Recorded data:

[Start of Attachment]

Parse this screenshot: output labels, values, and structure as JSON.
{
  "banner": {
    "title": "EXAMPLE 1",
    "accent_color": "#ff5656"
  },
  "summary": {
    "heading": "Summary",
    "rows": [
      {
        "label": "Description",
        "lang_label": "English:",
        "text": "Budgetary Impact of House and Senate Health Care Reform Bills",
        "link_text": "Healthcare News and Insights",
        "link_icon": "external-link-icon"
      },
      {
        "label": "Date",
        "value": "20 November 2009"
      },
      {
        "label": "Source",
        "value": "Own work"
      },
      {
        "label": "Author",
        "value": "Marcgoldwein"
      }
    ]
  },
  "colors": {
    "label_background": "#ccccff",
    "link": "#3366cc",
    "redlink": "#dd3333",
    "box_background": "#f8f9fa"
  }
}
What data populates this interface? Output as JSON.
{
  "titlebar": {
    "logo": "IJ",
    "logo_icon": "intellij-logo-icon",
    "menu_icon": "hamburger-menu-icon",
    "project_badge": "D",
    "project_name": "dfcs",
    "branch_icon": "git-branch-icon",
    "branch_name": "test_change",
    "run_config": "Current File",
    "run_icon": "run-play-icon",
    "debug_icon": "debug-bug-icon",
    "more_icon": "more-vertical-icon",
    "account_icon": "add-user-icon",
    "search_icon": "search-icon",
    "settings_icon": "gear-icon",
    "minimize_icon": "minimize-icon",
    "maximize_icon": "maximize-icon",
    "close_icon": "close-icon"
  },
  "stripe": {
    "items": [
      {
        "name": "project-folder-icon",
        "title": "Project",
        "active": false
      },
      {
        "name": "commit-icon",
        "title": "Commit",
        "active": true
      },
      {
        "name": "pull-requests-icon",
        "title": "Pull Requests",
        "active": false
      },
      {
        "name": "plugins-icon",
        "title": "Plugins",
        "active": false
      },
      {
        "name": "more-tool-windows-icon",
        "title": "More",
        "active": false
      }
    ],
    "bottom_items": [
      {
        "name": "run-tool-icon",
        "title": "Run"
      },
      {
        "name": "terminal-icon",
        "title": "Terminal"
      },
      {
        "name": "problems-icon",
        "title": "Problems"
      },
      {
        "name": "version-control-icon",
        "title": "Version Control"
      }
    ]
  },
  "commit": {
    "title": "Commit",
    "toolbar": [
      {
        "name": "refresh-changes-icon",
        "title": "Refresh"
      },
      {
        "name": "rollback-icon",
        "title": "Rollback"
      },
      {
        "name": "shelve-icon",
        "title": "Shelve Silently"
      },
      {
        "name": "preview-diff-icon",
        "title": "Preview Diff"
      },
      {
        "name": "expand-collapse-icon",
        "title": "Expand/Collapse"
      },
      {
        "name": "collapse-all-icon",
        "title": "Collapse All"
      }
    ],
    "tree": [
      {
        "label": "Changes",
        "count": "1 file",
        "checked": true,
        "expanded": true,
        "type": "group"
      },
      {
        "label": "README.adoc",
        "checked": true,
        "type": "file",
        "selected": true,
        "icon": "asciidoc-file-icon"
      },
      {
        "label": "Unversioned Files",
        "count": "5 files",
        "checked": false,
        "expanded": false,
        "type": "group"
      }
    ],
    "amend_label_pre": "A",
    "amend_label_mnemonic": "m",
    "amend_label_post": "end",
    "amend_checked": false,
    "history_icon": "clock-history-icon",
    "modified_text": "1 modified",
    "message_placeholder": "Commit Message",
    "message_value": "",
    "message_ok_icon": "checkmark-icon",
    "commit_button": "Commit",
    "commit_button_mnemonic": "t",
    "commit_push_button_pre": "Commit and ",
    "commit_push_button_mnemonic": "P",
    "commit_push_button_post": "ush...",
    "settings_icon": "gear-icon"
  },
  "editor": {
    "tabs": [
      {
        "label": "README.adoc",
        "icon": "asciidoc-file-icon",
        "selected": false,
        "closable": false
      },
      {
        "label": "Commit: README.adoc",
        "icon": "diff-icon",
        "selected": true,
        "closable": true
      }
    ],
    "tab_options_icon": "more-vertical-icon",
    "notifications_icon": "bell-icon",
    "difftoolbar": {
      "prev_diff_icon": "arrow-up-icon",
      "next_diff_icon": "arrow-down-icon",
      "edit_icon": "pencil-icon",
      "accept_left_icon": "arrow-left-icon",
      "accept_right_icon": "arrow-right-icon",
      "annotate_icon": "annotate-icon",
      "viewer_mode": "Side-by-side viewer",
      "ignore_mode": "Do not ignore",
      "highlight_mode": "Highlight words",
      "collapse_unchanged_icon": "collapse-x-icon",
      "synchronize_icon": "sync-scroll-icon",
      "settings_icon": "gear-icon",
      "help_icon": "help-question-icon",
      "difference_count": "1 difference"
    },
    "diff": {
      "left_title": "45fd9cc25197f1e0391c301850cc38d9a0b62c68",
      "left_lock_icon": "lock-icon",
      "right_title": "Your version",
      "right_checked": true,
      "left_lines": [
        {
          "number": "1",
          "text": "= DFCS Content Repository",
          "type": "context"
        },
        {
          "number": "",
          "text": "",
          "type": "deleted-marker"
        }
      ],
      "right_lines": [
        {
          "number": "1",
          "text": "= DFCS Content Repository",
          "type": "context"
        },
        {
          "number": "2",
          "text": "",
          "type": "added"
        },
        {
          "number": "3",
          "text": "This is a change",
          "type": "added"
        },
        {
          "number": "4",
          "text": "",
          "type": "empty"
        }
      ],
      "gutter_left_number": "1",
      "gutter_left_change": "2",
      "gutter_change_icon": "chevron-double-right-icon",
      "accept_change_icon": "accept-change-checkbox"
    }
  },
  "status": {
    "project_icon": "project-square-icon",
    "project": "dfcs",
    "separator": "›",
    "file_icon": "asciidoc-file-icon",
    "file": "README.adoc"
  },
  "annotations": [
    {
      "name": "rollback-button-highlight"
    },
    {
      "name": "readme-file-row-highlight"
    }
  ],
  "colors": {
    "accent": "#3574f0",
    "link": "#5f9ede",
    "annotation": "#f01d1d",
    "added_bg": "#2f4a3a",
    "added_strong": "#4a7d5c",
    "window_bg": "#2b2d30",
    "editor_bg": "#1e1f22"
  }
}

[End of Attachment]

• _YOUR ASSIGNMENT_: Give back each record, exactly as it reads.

• _TASK ANSWER_:
Parse this screenshot: output labels, values, and structure as JSON.
{
  "banner": {
    "title": "EXAMPLE 1",
    "accent_color": "#ff5656"
  },
  "summary": {
    "heading": "Summary",
    "rows": [
      {
        "label": "Description",
        "lang_label": "English:",
        "text": "Budgetary Impact of House and Senate Health Care Reform Bills",
        "link_text": "Healthcare News and Insights",
        "link_icon": "external-link-icon"
      },
      {
        "label": "Date",
        "value": "20 November 2009"
      },
      {
        "label": "Source",
        "value": "Own work"
      },
      {
        "label": "Author",
        "value": "Marcgoldwein"
      }
    ]
  },
  "colors": {
    "label_background": "#ccccff",
    "link": "#3366cc",
    "redlink": "#dd3333",
    "box_background": "#f8f9fa"
  }
}
What data populates this interface? Output as JSON.
{
  "titlebar": {
    "logo": "IJ",
    "logo_icon": "intellij-logo-icon",
    "menu_icon": "hamburger-menu-icon",
    "project_badge": "D",
    "project_name": "dfcs",
    "branch_icon": "git-branch-icon",
    "branch_name": "test_change",
    "run_config": "Current File",
    "run_icon": "run-play-icon",
    "debug_icon": "debug-bug-icon",
    "more_icon": "more-vertical-icon",
    "account_icon": "add-user-icon",
    "search_icon": "search-icon",
    "settings_icon": "gear-icon",
    "minimize_icon": "minimize-icon",
    "maximize_icon": "maximize-icon",
    "close_icon": "close-icon"
  },
  "stripe": {
    "items": [
      {
        "name": "project-folder-icon",
        "title": "Project",
        "active": false
      },
      {
        "name": "commit-icon",
        "title": "Commit",
        "active": true
      },
      {
        "name": "pull-requests-icon",
        "title": "Pull Requests",
        "active": false
      },
      {
        "name": "plugins-icon",
        "title": "Plugins",
        "active": false
      },
      {
        "name": "more-tool-windows-icon",
        "title": "More",
        "active": false
      }
    ],
    "bottom_items": [
      {
        "name": "run-tool-icon",
        "title": "Run"
      },
      {
        "name": "terminal-icon",
        "title": "Terminal"
      },
      {
        "name": "problems-icon",
        "title": "Problems"
      },
      {
        "name": "version-control-icon",
        "title": "Version Control"
      }
    ]
  },
  "commit": {
    "title": "Commit",
    "toolbar": [
      {
        "name": "refresh-changes-icon",
        "title": "Refresh"
      },
      {
        "name": "rollback-icon",
        "title": "Rollback"
      },
      {
        "name": "shelve-icon",
        "title": "Shelve Silently"
      },
      {
        "name": "preview-diff-icon",
        "title": "Preview Diff"
      },
      {
        "name": "expand-collapse-icon",
        "title": "Expand/Collapse"
      },
      {
        "name": "collapse-all-icon",
        "title": "Collapse All"
      }
    ],
    "tree": [
      {
        "label": "Changes",
        "count": "1 file",
        "checked": true,
        "expanded": true,
        "type": "group"
      },
      {
        "label": "README.adoc",
        "checked": true,
        "type": "file",
        "selected": true,
        "icon": "asciidoc-file-icon"
      },
      {
        "label": "Unversioned Files",
        "count": "5 files",
        "checked": false,
        "expanded": false,
        "type": "group"
      }
    ],
    "amend_label_pre": "A",
    "amend_label_mnemonic": "m",
    "amend_label_post": "end",
    "amend_checked": false,
    "history_icon": "clock-history-icon",
    "modified_text": "1 modified",
    "message_placeholder": "Commit Message",
    "message_value": "",
    "message_ok_icon": "checkmark-icon",
    "commit_button": "Commit",
    "commit_button_mnemonic": "t",
    "commit_push_button_pre": "Commit and ",
    "commit_push_button_mnemonic": "P",
    "commit_push_button_post": "ush...",
    "settings_icon": "gear-icon"
  },
  "editor": {
    "tabs": [
      {
        "label": "README.adoc",
        "icon": "asciidoc-file-icon",
        "selected": false,
        "closable": false
      },
      {
        "label": "Commit: README.adoc",
        "icon": "diff-icon",
        "selected": true,
        "closable": true
      }
    ],
    "tab_options_icon": "more-vertical-icon",
    "notifications_icon": "bell-icon",
    "difftoolbar": {
      "prev_diff_icon": "arrow-up-icon",
      "next_diff_icon": "arrow-down-icon",
      "edit_icon": "pencil-icon",
      "accept_left_icon": "arrow-left-icon",
      "accept_right_icon": "arrow-right-icon",
      "annotate_icon": "annotate-icon",
      "viewer_mode": "Side-by-side viewer",
      "ignore_mode": "Do not ignore",
      "highlight_mode": "Highlight words",
      "collapse_unchanged_icon": "collapse-x-icon",
      "synchronize_icon": "sync-scroll-icon",
      "settings_icon": "gear-icon",
      "help_icon": "help-question-icon",
      "difference_count": "1 difference"
    },
    "diff": {
      "left_title": "45fd9cc25197f1e0391c301850cc38d9a0b62c68",
      "left_lock_icon": "lock-icon",
      "right_title": "Your version",
      "right_checked": true,
      "left_lines": [
        {
          "number": "1",
          "text": "= DFCS Content Repository",
          "type": "context"
        },
        {
          "number": "",
          "text": "",
          "type": "deleted-marker"
        }
      ],
      "right_lines": [
        {
          "number": "1",
          "text": "= DFCS Content Repository",
          "type": "context"
        },
        {
          "number": "2",
          "text": "",
          "type": "added"
        },
        {
          "number": "3",
          "text": "This is a change",
          "type": "added"
        },
        {
          "number": "4",
          "text": "",
          "type": "empty"
        }
      ],
      "gutter_left_number": "1",
      "gutter_left_change": "2",
      "gutter_change_icon": "chevron-double-right-icon",
      "accept_change_icon": "accept-change-checkbox"
    }
  },
  "status": {
    "project_icon": "project-square-icon",
    "project": "dfcs",
    "separator": "›",
    "file_icon": "asciidoc-file-icon",
    "file": "README.adoc"
  },
  "annotations": [
    {
      "name": "rollback-button-highlight"
    },
    {
      "name": "readme-file-row-highlight"
    }
  ],
  "colors": {
    "accent": "#3574f0",
    "link": "#5f9ede",
    "annotation": "#f01d1d",
    "added_bg": "#2f4a3a",
    "added_strong": "#4a7d5c",
    "window_bg": "#2b2d30",
    "editor_bg": "#1e1f22"
  }
}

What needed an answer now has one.